Every Wednesday I make seven packed lunches. Four go to my own boys and three go to the homeless. One of our schools runs a program whereby we donate lunches to a homeless shelter once a week, through our kids, so that they have the ritual of bringing in the lunches. The idea is that they will gain a sense of giving and a consciousness of a greater community.
This morning one of my sons asked me how old the person was that was getting the lunch. The truth is I assumed it was a child because of my own association with packed lunches. But I called the school to make sure and quickly discovered that my peanut-butter and jelly sandwiches, organic fruit gushers, juice boxes and animal cookies were in fact, going to homeless adults who were out looking for work. I can only imagine the strange wonderment they must be having by eating various forms of superhero fruit-rolls.
American people are used to being asked to give and many are quite altruistic by nature. I have most definitely found that to be true in all aspects of life here. The schools greatest focus with the parent body is fund-raising. Apparently the private schools all declare that the cost of tuition doesn’t ever cover the cost of educating each child and therefore they rely heavily on donations to fill the gap. I do love my schools here but I find the gap hard to stomach when our school has just announced its three step plan to acquiring more real-estate. The annual giving campaign, along with endowment and capital campaigns, must clearly fill the gap, and then some. In England, the parent body would be wildly offended at this declaration and wonder how the Head would have the audacity and ignorance to display such bad bookkeeping. But here, it’s straightforward fund-raising, shameless in its approach, laid bare for you to rescue.
Every dollar raised in the state schools represents the ability to keep art, special needs and music programs, or not. There is simply as assumption that everyone will give something. State budgets have been so thrashed in California that teachers work one less week per year and counting.

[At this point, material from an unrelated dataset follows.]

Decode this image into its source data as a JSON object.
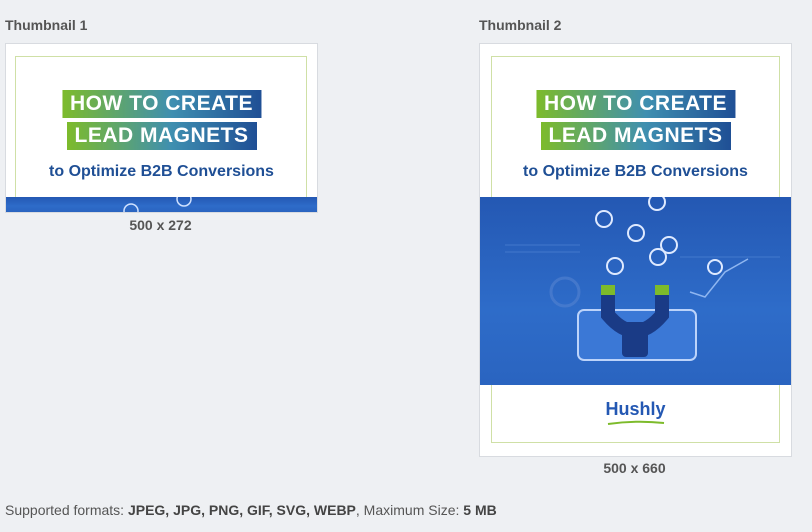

My 13 year old nephew, Tyler, Viv and Nathan’s son, was recently honored at an event, along with two other honorees, for the American Wheelchair Mission. This organization gives mobility to those most in need around the world by donating wheel chairs. Tyler raised $42,000 as his Bar Mitzvah project – again, a fairly new concept but an excellent one where a thirteen year old uses their bar/bat mitzvah experience and focuses on a meaningful charity to them, and donates money, time, or both to that cause. He was able to help purchase 280 wheelchairs and personally deliver them to victims of terrorism in Israel.
His parents gave him the opportunity to see what it feels like to change someone’s life for the better, through your own hard work. Priceless lesson. Some believe that the State should provide; that charities are a reflection of the failures of government and that we shouldn’t be asked to make up the difference. Some don’t like the tell-all banners associated with giving, it’s slightly obnoxious to name the sums with bells and lights and also it can take away from feeling good about giving, especially if you aren’t able to keep up with the Jones’.
Personally, I think it has to be touchy-feely for my kids to understand it. Hand deliver the x-mas presents to the orphanage rather than dropping them off anonymously. Have a lemonade stand and then donate the money raised (or should I say part with the money that you are gripping so tightly in your hand) to a Children’s Hospital or homeless shelter. No point talking about the kids in Africa not having enough food, when Africa is just another continent far, far away.
However, I did hang a huge canvas filled with the faces of the children and men and women we met whilst in Sierra Leone. These people were hungry and in need of everything. Sierra Leone is the poorest country in the world and having never been to Africa, I felt like I chose the most difficult trail to walk on. I hung the canvas because these people are beautiful, and I must admit, I use it as a constant reminder to my boys that these kids are out there – for real.
In Africa, the more uncomfortable I felt, the more I understood about the common ground that links us all. Isn’t that what it’s all about, really? Finding the common ground? Our organization we work with is called ‘Search For Common Ground’ and works all over the world doing just that. I suppose that’s why charities play on our heart strings; with the hope that we will feel that link, and help. Most privileged people were born into that comfortable existence without too much of a fight, and need educating, and those that fought hard to be there are usually the most thrifty, and the most generous.
I know a lot of English givers – friends that climb mountains and bike across Europe for a special cause, those that donate endless hours at prisons or find vacation homes for care-givers and handicapped children. But it doesn’t seem like its part of their cultural traditions, their upbringing, something felt by most. It seems like only a few share in that journey. When our English school did a fund-raiser for our sister school in Rwanda, I fought hard to hit hard for more donations, more money. The rest of the committee thought I was being ‘too American’ in my approach and opted for t-shirts that sold for a fiver.
Here, even the poorest give to their school, church and neighborhood. It’s expected on some level and equally recognized by our government with significant tax benefits. I’m not sure I feel comfortable getting hit up by my schools, politicians and friends every third email, but I do get a sense of belonging to the greater world by giving back. And that is what I’m trying to teach my kids. The gift of giving…surely you’re the one who receives the gift in the end.